At the Restore America’s Estuaries Summit in December 2016, Gary presented the culmination of his research in “An Ecologically Balanced Approach to Structured Shorelines.” He also brought together a panel reflecting the complexity and reach of his ongoing exploration: the New York City Parks and Recreation Department, the Nature Conservancy, Stantec engineers, and regulatory experts. The panel examined how a typical USACE design detail could be adapted to add crevices, articulated surfaces, and different types of materials to standard concrete blocks to incrementally benefit a living shoreline.
“We’ve gained a basis of knowledge that we’re applying to projects now, and we’re also gaining recognition in the industry through an orchestrated effort by our policy, design, and technical experts across many disciplines,” Gary says of Stantec’s work.
Although he needs to conduct more research and update and share the reference manual with government and developers, Gary knows that this work will be realized in many estuary communities. And these communities won’t necessarily have to pay more for this balanced design approach.
“You may still be using the same amount of traditional materials, but I think there’s a spirit of long-term thinking in our communities—they want to add this level of value to their projects,” he explained. “They want something that is going to contribute to the quality of the water they rely on for health, commerce, and recreation.”
Gary has the prerequisite passion and doggedness so essential to a successful researcher. But at heart, he is looking for incremental change with the promise of significant impact. Living shorelines are a new tool in the battle against climate change, and for a healthy planet.
He maintains that updated shoreline restoration guidelines need to be made available to the marketplace as tools for individual property owners and consultants. These guidelines would help them focus more on softening and protecting our shoreline.
“If we continue to turn our backs, we’re compromising the most diverse and biologically rich landscape that we have anywhere in terms of feeding our food chain. And that doesn’t take into account any additional negative impacts, on tourism for example, in many of our coastal communities if we lose our shoreline’s natural health. There are so many dividends to be paid by this incremental approach. This project has the potential to help countless communities become more resilient.”

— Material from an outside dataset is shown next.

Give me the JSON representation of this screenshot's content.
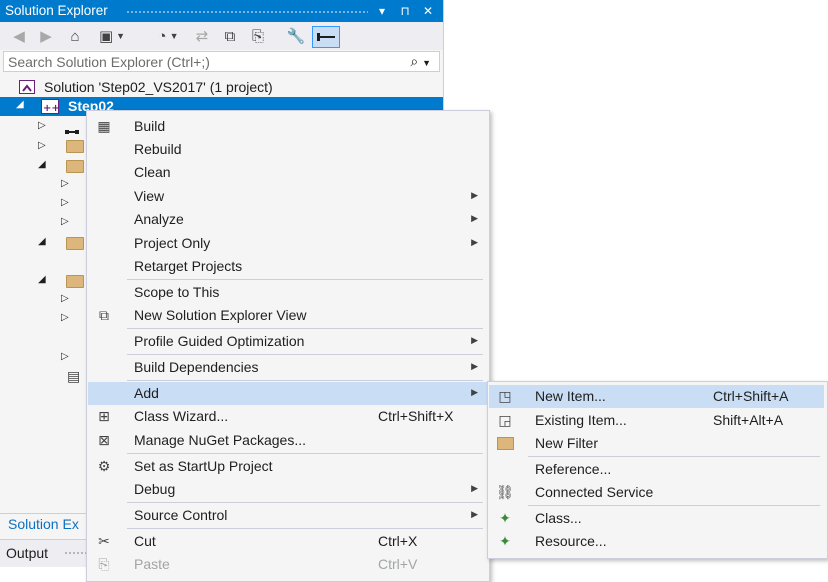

In 2017, Stantec celebrated the 10th anniversary of its Research and Development (R&D) Fund—now called Greenlight. Through Greenlight, our company invests $2 million annually into our employees’ big ideas, with half the funds earmarked for scientific R&D initiatives. Greenlight is part of our Creativity & Innovation Program, which nurtures the efforts of our people to apply any idea that benefits us, our clients, or our communities, and enhances our reputation, competitive position, and ultimately our financial performance. In the coming months, we’ll be profiling 10 of our R&D grant recipients and their work, so check back often for more stories.